- What to do
Look through the data below and show every line that includes "color".

Items from an interface collection:
^^^^
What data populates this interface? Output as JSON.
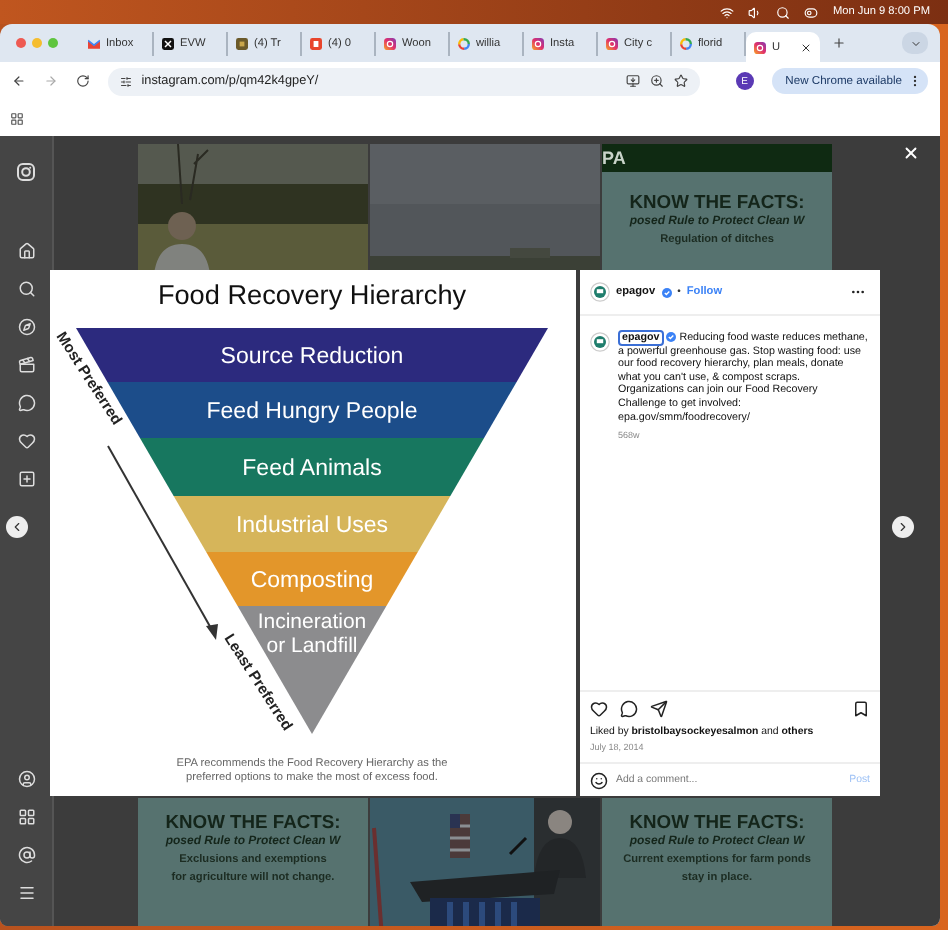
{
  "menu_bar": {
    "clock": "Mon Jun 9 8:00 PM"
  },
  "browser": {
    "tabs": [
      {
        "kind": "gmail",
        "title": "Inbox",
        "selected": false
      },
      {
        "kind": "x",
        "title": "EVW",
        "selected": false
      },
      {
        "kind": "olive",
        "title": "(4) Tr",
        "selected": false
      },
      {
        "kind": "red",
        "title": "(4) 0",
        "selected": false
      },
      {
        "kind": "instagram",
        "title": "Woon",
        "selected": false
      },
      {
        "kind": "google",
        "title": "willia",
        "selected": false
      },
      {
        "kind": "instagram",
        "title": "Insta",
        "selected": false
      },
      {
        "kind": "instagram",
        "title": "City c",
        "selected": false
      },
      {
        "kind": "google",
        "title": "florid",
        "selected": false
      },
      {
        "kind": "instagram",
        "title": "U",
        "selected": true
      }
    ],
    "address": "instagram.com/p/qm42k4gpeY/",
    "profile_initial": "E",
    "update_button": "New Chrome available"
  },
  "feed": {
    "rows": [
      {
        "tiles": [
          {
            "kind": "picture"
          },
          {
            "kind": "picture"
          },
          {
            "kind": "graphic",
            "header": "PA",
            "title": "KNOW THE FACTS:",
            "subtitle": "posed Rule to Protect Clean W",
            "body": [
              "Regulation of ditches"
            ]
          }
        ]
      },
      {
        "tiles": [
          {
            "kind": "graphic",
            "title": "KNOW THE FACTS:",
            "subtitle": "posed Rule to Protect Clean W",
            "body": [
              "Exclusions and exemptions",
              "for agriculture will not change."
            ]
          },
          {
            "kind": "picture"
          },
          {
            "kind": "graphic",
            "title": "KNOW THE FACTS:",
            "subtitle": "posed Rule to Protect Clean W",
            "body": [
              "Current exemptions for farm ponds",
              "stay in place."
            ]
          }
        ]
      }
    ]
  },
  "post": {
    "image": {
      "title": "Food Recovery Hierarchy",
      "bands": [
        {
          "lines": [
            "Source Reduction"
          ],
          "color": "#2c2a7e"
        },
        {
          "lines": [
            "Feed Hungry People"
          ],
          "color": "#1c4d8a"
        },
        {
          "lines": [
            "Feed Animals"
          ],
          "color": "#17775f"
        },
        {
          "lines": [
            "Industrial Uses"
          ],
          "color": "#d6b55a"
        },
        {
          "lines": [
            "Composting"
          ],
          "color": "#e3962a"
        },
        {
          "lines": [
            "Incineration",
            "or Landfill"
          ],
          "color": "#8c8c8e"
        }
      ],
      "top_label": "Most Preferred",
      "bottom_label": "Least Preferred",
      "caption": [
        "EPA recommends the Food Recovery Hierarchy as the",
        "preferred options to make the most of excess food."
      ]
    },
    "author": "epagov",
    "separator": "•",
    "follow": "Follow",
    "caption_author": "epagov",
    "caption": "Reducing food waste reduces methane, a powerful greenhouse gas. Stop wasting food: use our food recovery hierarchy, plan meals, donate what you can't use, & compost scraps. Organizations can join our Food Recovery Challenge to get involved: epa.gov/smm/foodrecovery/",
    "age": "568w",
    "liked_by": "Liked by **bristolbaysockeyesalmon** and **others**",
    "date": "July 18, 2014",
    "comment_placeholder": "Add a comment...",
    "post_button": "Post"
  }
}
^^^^
- Answer to this task
          "color": "#2c2a7e"
          "color": "#1c4d8a"
          "color": "#17775f"
          "color": "#d6b55a"
          "color": "#e3962a"
          "color": "#8c8c8e"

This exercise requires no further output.